WHAT NEEDS TO BE DONE :: Which lines in the records below contain the word "JSON"? Copy each one.

Records from a dataset ::
*** Begin section ***
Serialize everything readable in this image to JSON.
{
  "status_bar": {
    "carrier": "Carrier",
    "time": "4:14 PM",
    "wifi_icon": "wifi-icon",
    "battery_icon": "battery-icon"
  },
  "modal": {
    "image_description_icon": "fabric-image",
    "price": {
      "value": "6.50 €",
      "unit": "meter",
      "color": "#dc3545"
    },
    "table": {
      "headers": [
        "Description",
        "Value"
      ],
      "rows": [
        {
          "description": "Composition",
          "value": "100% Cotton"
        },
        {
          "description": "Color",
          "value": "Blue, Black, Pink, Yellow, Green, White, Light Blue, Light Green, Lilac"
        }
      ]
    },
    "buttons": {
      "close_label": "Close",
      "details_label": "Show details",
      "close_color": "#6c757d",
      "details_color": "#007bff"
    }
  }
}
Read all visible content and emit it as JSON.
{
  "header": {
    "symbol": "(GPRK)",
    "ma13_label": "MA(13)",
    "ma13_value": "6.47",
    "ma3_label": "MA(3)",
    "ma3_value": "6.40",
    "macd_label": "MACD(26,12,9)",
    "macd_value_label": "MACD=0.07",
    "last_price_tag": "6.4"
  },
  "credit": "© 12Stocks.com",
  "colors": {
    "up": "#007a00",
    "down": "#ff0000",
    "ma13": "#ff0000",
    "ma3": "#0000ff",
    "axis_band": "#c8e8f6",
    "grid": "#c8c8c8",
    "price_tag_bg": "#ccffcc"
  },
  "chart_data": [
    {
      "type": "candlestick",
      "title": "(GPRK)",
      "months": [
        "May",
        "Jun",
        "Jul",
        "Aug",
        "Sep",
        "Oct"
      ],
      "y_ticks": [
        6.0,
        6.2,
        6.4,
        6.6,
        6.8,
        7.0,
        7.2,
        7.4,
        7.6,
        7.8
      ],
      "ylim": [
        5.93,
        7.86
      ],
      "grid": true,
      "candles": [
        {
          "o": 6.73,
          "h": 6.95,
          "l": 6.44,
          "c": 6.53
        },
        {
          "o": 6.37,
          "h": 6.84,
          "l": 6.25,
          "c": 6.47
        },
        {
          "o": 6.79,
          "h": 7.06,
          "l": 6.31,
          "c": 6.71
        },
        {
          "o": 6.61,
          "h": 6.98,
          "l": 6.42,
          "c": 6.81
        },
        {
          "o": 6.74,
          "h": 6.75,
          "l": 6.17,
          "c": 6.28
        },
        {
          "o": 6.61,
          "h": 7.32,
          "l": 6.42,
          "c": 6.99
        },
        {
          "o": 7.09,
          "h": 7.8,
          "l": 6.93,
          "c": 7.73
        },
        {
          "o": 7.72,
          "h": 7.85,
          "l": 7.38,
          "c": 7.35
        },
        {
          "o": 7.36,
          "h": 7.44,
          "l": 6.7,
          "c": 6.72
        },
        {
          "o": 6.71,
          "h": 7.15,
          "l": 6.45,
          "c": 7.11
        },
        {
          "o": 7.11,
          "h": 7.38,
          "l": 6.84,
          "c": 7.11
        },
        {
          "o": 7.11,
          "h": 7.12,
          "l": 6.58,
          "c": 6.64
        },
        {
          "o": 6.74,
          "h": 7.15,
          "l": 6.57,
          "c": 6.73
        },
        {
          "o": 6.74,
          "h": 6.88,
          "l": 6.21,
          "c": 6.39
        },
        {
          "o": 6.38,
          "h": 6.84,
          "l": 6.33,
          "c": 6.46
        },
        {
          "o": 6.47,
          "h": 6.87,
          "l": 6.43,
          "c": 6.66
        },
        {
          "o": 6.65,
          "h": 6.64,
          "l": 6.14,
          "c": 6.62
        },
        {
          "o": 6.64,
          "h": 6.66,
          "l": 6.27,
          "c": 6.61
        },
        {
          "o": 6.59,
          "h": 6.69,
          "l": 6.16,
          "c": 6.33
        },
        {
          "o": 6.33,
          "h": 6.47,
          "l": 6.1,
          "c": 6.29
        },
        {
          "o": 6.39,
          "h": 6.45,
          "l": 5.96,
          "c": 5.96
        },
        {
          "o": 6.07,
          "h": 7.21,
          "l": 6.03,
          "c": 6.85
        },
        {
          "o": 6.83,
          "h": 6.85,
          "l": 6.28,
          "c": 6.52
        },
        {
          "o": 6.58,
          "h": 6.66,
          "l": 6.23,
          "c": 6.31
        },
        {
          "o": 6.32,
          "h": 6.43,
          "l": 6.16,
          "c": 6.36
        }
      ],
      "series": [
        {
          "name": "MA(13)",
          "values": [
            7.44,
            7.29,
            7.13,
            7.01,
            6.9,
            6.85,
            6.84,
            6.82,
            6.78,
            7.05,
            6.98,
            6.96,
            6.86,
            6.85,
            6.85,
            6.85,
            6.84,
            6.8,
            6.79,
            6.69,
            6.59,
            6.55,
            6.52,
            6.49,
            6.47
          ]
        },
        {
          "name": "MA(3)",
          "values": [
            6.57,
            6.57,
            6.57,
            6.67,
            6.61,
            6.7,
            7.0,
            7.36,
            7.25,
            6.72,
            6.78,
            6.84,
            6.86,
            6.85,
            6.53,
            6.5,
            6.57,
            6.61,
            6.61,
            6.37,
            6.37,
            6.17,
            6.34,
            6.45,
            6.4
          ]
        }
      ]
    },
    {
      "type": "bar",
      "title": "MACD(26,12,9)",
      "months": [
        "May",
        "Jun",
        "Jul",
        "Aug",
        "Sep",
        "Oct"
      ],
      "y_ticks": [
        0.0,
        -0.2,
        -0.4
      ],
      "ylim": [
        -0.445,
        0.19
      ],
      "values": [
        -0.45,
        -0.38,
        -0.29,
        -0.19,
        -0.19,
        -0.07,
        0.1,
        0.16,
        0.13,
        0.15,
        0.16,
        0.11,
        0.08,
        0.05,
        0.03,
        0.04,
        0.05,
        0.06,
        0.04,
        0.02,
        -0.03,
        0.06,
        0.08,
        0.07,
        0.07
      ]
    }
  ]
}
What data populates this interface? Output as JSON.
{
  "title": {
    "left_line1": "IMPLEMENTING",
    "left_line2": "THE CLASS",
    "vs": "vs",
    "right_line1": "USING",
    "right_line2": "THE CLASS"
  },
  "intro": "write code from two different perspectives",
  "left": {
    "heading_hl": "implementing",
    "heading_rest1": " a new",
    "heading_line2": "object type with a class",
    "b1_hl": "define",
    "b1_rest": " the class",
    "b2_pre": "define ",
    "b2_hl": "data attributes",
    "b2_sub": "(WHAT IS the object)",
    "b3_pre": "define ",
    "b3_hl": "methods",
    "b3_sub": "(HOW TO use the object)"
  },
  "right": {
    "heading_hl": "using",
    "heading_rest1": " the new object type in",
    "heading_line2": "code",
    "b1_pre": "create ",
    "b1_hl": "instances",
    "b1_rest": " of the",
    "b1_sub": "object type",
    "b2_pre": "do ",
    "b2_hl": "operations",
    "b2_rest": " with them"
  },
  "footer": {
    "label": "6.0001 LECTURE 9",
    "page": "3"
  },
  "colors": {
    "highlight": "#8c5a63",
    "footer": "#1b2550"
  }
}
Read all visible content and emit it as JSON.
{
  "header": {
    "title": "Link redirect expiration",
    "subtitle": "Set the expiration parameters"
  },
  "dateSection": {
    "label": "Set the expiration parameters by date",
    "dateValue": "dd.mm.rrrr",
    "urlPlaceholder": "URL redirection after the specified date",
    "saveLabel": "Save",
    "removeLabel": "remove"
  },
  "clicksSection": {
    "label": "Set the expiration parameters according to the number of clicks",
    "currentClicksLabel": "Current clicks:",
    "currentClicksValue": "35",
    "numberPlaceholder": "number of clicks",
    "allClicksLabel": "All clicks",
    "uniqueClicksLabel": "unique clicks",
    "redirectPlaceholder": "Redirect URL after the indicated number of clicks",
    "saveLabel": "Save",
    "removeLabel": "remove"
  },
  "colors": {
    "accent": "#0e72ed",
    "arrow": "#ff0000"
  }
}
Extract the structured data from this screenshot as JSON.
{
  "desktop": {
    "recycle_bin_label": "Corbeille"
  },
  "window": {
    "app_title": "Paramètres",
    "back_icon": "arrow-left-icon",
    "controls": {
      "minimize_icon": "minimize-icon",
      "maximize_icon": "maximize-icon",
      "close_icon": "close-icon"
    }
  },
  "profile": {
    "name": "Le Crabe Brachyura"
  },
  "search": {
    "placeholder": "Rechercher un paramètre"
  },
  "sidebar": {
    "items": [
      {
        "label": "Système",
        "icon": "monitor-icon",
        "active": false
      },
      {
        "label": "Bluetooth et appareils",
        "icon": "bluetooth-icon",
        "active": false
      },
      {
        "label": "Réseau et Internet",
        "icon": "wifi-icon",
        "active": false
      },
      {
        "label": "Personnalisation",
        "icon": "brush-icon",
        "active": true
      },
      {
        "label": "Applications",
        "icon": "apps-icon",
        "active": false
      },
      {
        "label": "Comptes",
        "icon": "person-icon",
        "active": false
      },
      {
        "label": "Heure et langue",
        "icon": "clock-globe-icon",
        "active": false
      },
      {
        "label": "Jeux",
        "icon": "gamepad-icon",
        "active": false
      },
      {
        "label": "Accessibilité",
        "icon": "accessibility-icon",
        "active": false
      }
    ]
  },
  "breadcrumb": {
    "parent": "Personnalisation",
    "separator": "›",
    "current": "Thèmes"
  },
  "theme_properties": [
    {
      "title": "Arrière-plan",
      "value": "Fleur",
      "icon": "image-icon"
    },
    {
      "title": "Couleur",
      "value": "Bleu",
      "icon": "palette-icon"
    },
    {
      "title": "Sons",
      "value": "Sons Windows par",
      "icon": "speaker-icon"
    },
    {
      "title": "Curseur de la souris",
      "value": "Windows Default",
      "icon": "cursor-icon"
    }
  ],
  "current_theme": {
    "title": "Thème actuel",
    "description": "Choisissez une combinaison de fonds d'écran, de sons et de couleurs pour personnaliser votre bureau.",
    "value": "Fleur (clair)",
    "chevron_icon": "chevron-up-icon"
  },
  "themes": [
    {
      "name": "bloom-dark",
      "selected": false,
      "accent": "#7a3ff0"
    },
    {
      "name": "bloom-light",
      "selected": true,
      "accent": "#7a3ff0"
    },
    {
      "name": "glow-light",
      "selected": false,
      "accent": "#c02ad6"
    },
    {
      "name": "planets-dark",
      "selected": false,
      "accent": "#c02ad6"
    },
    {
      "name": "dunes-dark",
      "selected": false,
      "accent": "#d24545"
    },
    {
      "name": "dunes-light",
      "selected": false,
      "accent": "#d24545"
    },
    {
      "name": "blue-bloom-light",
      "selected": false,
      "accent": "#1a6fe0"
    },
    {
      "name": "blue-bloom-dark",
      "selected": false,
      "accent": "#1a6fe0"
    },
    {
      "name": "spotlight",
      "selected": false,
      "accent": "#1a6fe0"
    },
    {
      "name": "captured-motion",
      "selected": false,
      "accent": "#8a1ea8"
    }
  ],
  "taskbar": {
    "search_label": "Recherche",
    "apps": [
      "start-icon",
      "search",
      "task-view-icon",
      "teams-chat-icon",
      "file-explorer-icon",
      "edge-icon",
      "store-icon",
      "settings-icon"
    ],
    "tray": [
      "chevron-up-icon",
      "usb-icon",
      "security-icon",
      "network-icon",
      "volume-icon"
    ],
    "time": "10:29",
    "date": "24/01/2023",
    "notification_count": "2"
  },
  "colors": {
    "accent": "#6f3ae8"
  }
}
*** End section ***
FINAL ANSWER ::
Serialize everything readable in this image to JSON.
Read all visible content and emit it as JSON.
What data populates this interface? Output as JSON.
Read all visible content and emit it as JSON.
Extract the structured data from this screenshot as JSON.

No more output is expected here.